The course will introduce students in the field to the variety of factors affecting impact structures and the range of mineralogical, petrographic and geomorphological features they produce.
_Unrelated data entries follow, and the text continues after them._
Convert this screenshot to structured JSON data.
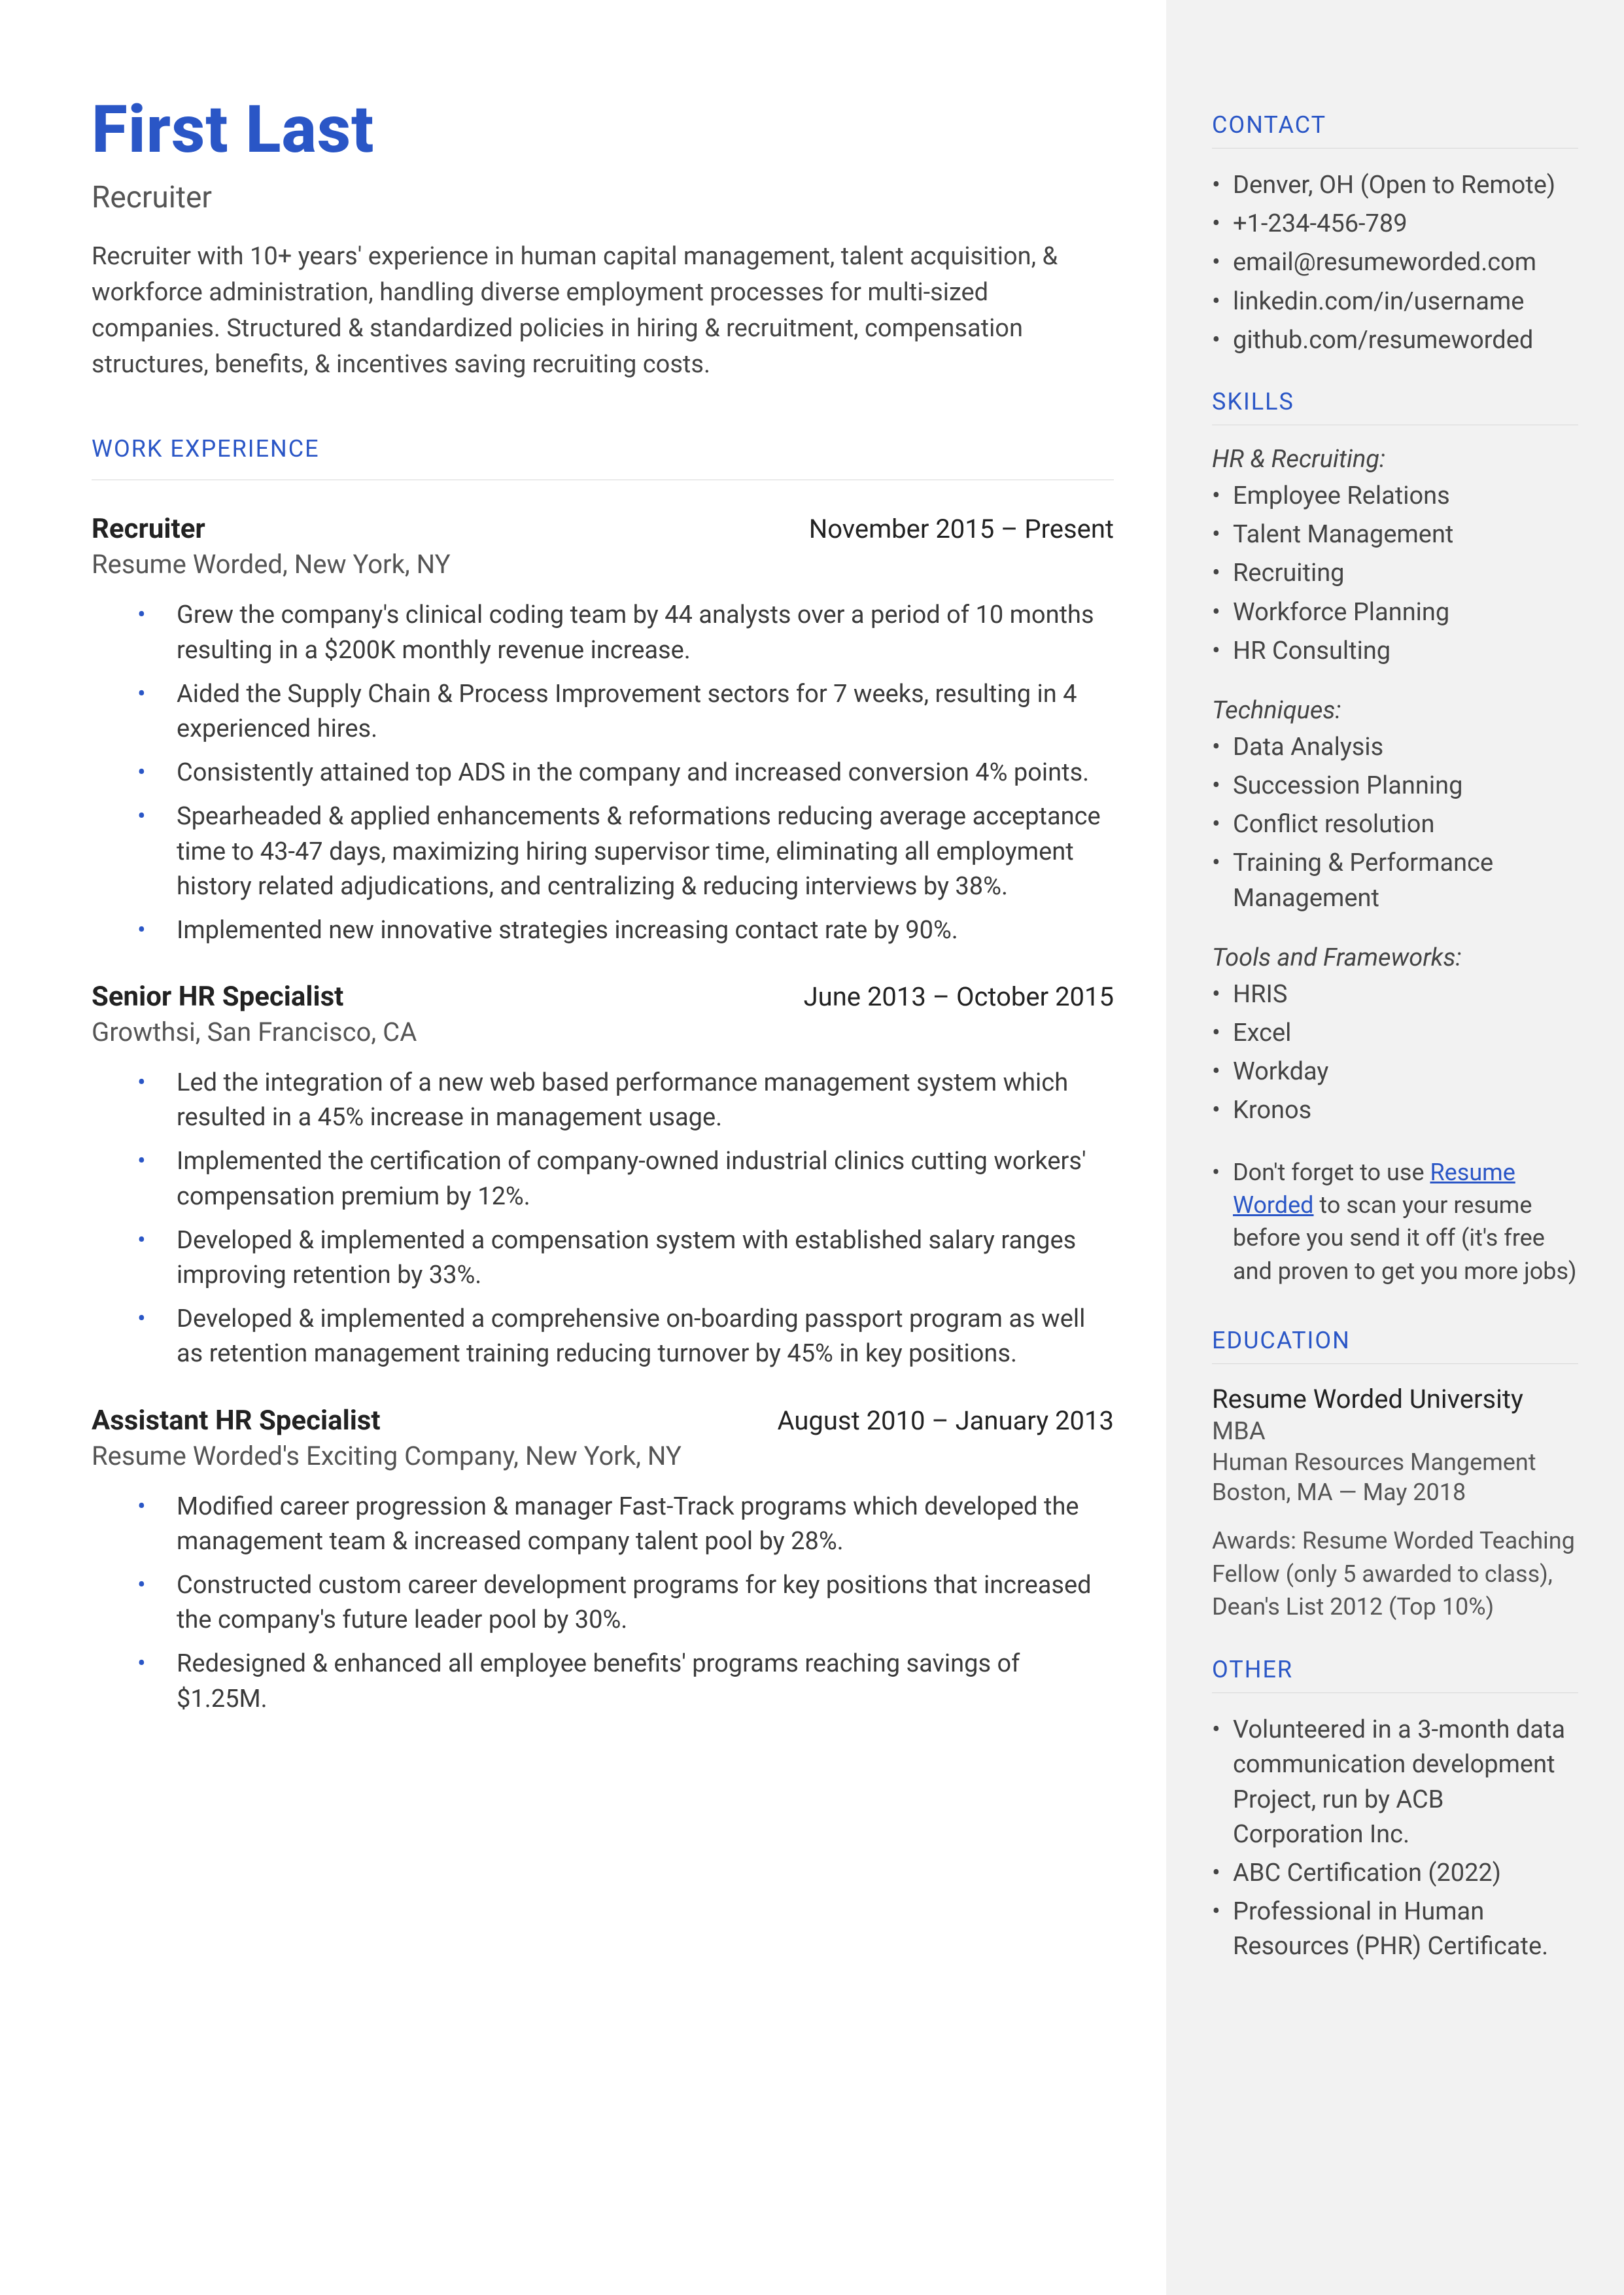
{
  "header": {
    "name": "First Last",
    "role": "Recruiter",
    "summary": "Recruiter with 10+ years' experience in human capital management, talent acquisition, & workforce administration, handling diverse employment processes for multi-sized companies. Structured & standardized policies in hiring & recruitment, compensation structures, benefits, & incentives saving recruiting costs."
  },
  "headings": {
    "work": "WORK EXPERIENCE",
    "contact": "CONTACT",
    "skills": "SKILLS",
    "education": "EDUCATION",
    "other": "OTHER"
  },
  "jobs": [
    {
      "title": "Recruiter",
      "dates": "November 2015 – Present",
      "company": "Resume Worded, New York, NY",
      "bullets": [
        "Grew the company's clinical coding team by 44 analysts over a period of 10 months resulting in a $200K monthly revenue increase.",
        "Aided the Supply Chain & Process Improvement sectors for 7 weeks, resulting in 4 experienced hires.",
        "Consistently attained top ADS in the company and increased conversion 4% points.",
        "Spearheaded & applied enhancements & reformations reducing average acceptance time to 43-47 days, maximizing hiring supervisor time, eliminating all employment history related adjudications, and centralizing & reducing interviews by 38%.",
        "Implemented new innovative strategies increasing contact rate by 90%."
      ]
    },
    {
      "title": "Senior HR Specialist",
      "dates": "June 2013 – October 2015",
      "company": "Growthsi, San Francisco, CA",
      "bullets": [
        "Led the integration of a new web based performance management system which resulted in a 45% increase in management usage.",
        "Implemented the certification of company-owned industrial clinics cutting workers' compensation premium by 12%.",
        "Developed & implemented a compensation system with established salary ranges improving retention by 33%.",
        "Developed & implemented a comprehensive on-boarding passport program as well as retention management training reducing turnover by 45% in key positions."
      ]
    },
    {
      "title": "Assistant HR Specialist",
      "dates": "August 2010 – January 2013",
      "company": "Resume Worded's Exciting Company, New York, NY",
      "bullets": [
        "Modified career progression & manager Fast-Track programs which developed the management team & increased company talent pool by 28%.",
        "Constructed custom career development programs for key positions that increased the company's future leader pool by 30%.",
        "Redesigned & enhanced all employee benefits' programs reaching savings of $1.25M."
      ]
    }
  ],
  "contact": [
    "Denver, OH (Open to Remote)",
    "+1-234-456-789",
    "email@resumeworded.com",
    "linkedin.com/in/username",
    "github.com/resumeworded"
  ],
  "skills": {
    "groups": [
      {
        "label": "HR & Recruiting:",
        "items": [
          "Employee Relations",
          "Talent Management",
          "Recruiting",
          "Workforce Planning",
          "HR Consulting"
        ]
      },
      {
        "label": "Techniques:",
        "items": [
          "Data Analysis",
          "Succession Planning",
          "Conflict resolution",
          "Training & Performance Management"
        ]
      },
      {
        "label": "Tools and Frameworks:",
        "items": [
          "HRIS",
          "Excel",
          "Workday",
          "Kronos"
        ]
      }
    ]
  },
  "tip": {
    "before": "Don't forget to use ",
    "link": "Resume Worded",
    "after": " to scan your resume before you send it off (it's free and proven to get you more jobs)"
  },
  "education": {
    "school": "Resume Worded University",
    "degree": "MBA",
    "field": "Human Resources Mangement",
    "location": "Boston, MA — May 2018",
    "awards": "Awards: Resume Worded Teaching Fellow (only 5 awarded to class), Dean's List 2012 (Top 10%)"
  },
  "other": [
    "Volunteered in a 3-month data communication development Project, run by ACB Corporation Inc.",
    "ABC Certification (2022)",
    "Professional in Human Resources (PHR) Certificate."
  ]
}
A subsidiary aim is to develop transferable skills of planning, executing and presenting a project in a team to a tight deadline.
You will gain:
- be able to apply concepts covered in the course to understand new observations.
- have researched a field area;
- designed and produced a field handbook;
- given a presentation of teh field area to a tight schedule.
Transferable skills and personal qualities
- have gained insight into how a team can efficiently address a problem in Earth sciences, including:
- becoming familiar with the types of people that may be encountered in teams;
- collectively planning and executing a work programme to achieve a complex objective;
- planning and executing subsiary tasks within this work programme;
- learning how to undertake field work health and safety planning (familiarisation with self-check lists and risk assessments).
By the end of the course-unit the successful student should:
- be able to describe and interpret the key mineralogical, petrographic and geomorphological features of impact structures;
- be familiar with how the target material of the Ries and Steinheim impact sites responded to processes during and after the imapct to produce the structures observed today;
- be able to compare and contrast the impact structures at Nördlingen with those on the other terrestrial planets (comparative planetology).